It was a pretty special moment last week when Shyrel from Auckland Council came into school to elicit some feedback from a group of students about a proposed local playground. When the plans and images were shown up on the screen there was a moment of stunned silence followed by exclamations of ‘Wow, we thought of that!’
And in fact they had. A few months earlier Shyrel had come into school armed with marker pens, large sheets of paper and lots of plasticine. The students, year 5-8, were given a blank canvas and an opportunity to share their thinking. What would they like to see in a local playground, to be built a couple of blocks away from school?
Over the next hour or so, strips of plasticine were transformed into towers, slides, scooter tracks, swings, flying foxes, trees and all manner of weird and wonderful playground possibilities. For the students, they were sharing their thinking, being creative and having a great time. But for me, I was learning something about the consultative process, because it was the conversation and dialogue that was the rich element in an afternoon of model making. And this is where the true student voice comes out. What struck me most was the language of possibilities, the “I wonder…’, ‘What about…’, ‘What might…’, ‘What if…’, that was most prevalent in the room.

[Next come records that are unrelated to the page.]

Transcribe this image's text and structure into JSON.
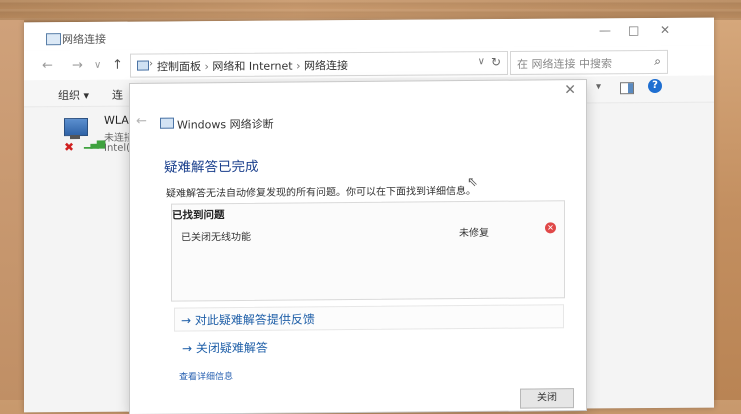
{
  "explorer": {
    "title": "网络连接",
    "window_buttons": [
      "—",
      "□",
      "✕"
    ],
    "breadcrumb": [
      "控制面板",
      "网络和 Internet",
      "网络连接"
    ],
    "search_placeholder": "在 网络连接 中搜索",
    "toolbar": {
      "organize": "组织 ▾",
      "connect": "连"
    },
    "adapter": {
      "name": "WLAN",
      "status": "未连接",
      "device": "Intel("
    }
  },
  "dialog": {
    "close": "✕",
    "app_title": "Windows 网络诊断",
    "heading": "疑难解答已完成",
    "description": "疑难解答无法自动修复发现的所有问题。你可以在下面找到详细信息。",
    "problems_title": "已找到问题",
    "issues": [
      {
        "text": "已关闭无线功能",
        "status": "未修复"
      }
    ],
    "link_feedback": "→ 对此疑难解答提供反馈",
    "link_close": "→ 关闭疑难解答",
    "details_link": "查看详细信息",
    "close_button": "关闭"
  },
  "icons": {
    "back": "back-arrow-icon",
    "forward": "forward-arrow-icon",
    "up": "up-arrow-icon",
    "search": "search-icon",
    "error": "error-x-icon",
    "help": "help-icon"
  },
  "colors": {
    "heading": "#1a3f8c",
    "link": "#1f5fa8",
    "error": "#e04848",
    "help": "#1f6fd1"
  }
}
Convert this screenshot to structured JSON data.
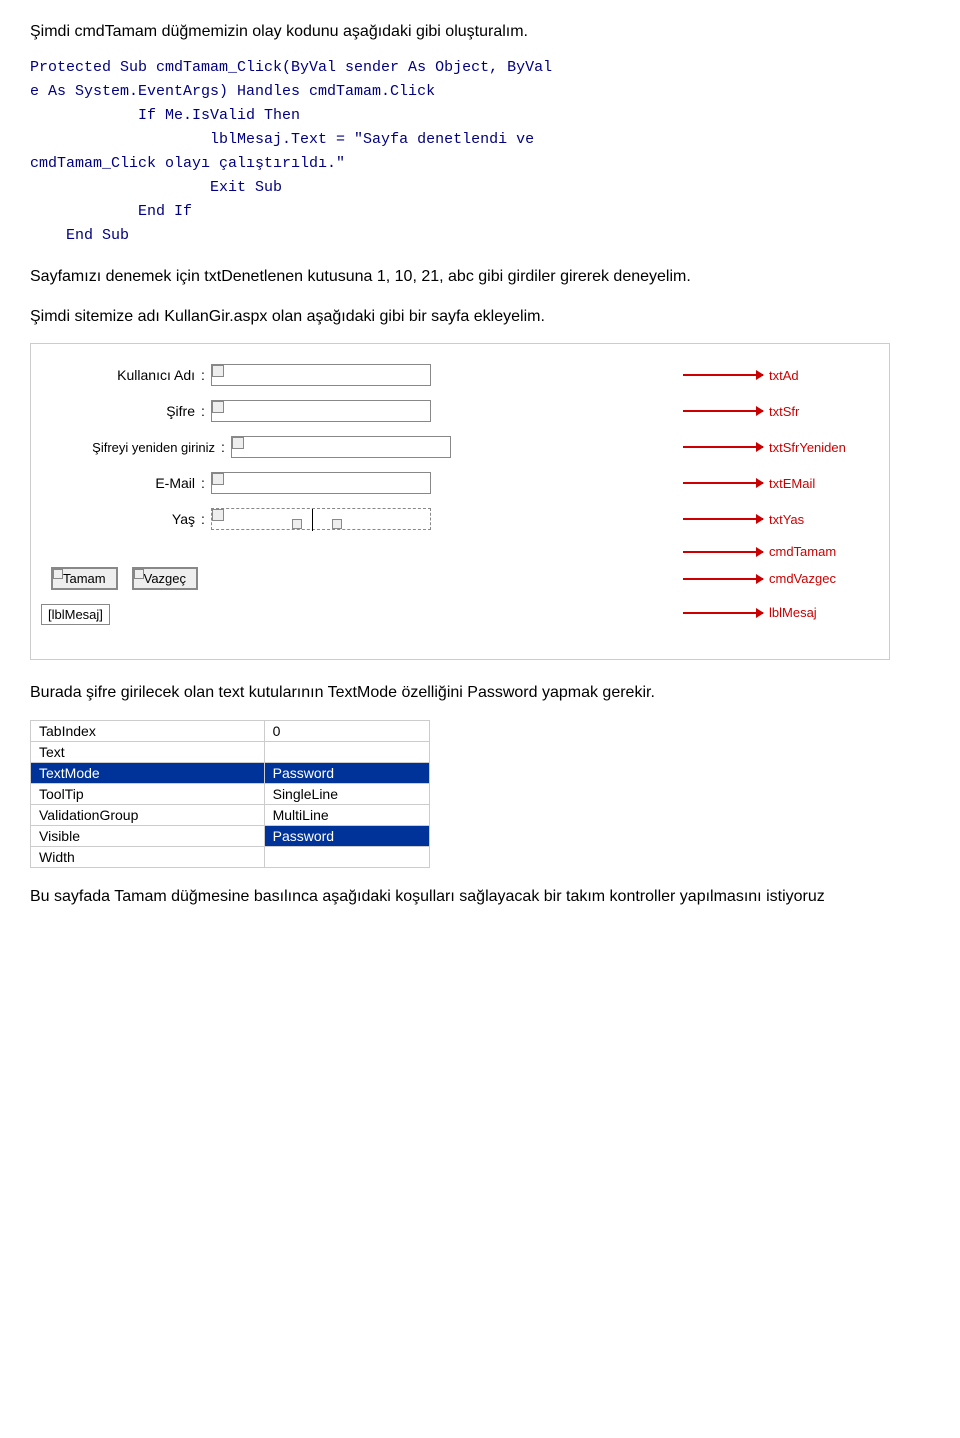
{
  "intro": {
    "text": "Şimdi cmdTamam düğmemizin olay kodunu aşağıdaki gibi oluşturalım."
  },
  "code": {
    "line1": "Protected Sub cmdTamam_Click(ByVal sender As Object, ByVal",
    "line2": "e As System.EventArgs) Handles cmdTamam.Click",
    "line3": "        If Me.IsValid Then",
    "line4": "            lblMesaj.Text = \"Sayfa denetlendi ve",
    "line5": "cmdTamam_Click olayı çalıştırıldı.\"",
    "line6": "            Exit Sub",
    "line7": "        End If",
    "line8": "    End Sub"
  },
  "para1": {
    "text": "Sayfamızı denemek için txtDenetlenen kutusuna 1, 10, 21, abc gibi girdiler girerek deneyelim."
  },
  "para2": {
    "text": "Şimdi sitemize adı KullanGir.aspx olan aşağıdaki gibi bir sayfa ekleyelim."
  },
  "form": {
    "rows": [
      {
        "label": "Kullanıcı Adı",
        "colon": ":",
        "control_name": "txtAd"
      },
      {
        "label": "Şifre",
        "colon": ":",
        "control_name": "txtSfr"
      },
      {
        "label": "Şifreyi yeniden giriniz",
        "colon": ":",
        "control_name": "txtSfrYeniden"
      },
      {
        "label": "E-Mail",
        "colon": ":",
        "control_name": "txtEMail"
      },
      {
        "label": "Yaş",
        "colon": ":",
        "control_name": "txtYas"
      }
    ],
    "btn_tamam": "Tamam",
    "btn_vazgec": "Vazgeç",
    "btn_tamam_name": "cmdTamam",
    "btn_vazgec_name": "cmdVazgec",
    "lbl_mesaj": "lblMesaj",
    "lbl_mesaj_display": "[lblMesaj]"
  },
  "para3": {
    "text": "Burada şifre girilecek olan text kutularının TextMode özelliğini Password yapmak gerekir."
  },
  "prop_table": {
    "rows": [
      {
        "prop": "TabIndex",
        "value": "0",
        "style": "normal"
      },
      {
        "prop": "Text",
        "value": "",
        "style": "normal"
      },
      {
        "prop": "TextMode",
        "value": "Password",
        "style": "selected"
      },
      {
        "prop": "ToolTip",
        "value": "SingleLine",
        "style": "normal"
      },
      {
        "prop": "ValidationGroup",
        "value": "MultiLine",
        "style": "normal"
      },
      {
        "prop": "Visible",
        "value": "Password",
        "style": "selected2"
      },
      {
        "prop": "Width",
        "value": "",
        "style": "normal"
      }
    ]
  },
  "para4": {
    "text": "Bu sayfada Tamam düğmesine basılınca aşağıdaki koşulları sağlayacak bir takım kontroller yapılmasını istiyoruz"
  }
}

Interestingly though while there was still a strong emphasis on equipment, the students also considered more environmental play- the stepping stones across the planted areas, trees to provide shade, the need for a ‘kick around’ space on the grass, seating for adults to talk and watch, the desire to have a water channel of some kind. I hadn’t expected this. I thought talk would focus more around the gross motor skills type of equipment.
The Third Teacher (2010) echoes this notion. The fact that when adults design playgrounds they tend to be most informed by their own play experiences and that of the playgrounds they used to play on, rather than the desire of children to hide under bushes, dam streams and to engage with nature; “This is why outdoor areas designed by adults often fail to delight their intended audience. Children want areas filled with nature, from plants, trees, flowers and water, to animals and insects” (p. 96).
Shyrel has done a great job of taking students' ideas and working with planners to interpret and build on them. Seeing the faces on this group of students as they looked at the projected plans for the new playground, and them understanding that not only had they been sincerely listened to but that they had truly been part of a bigger design process was an important learning. How great to get students to look at some plans and say, ‘Wow, we thought of that!’
OWS/P Architects, VS Furniture, & Bruce Mau Design. (2010). The Third Teacher. New York: Abrams.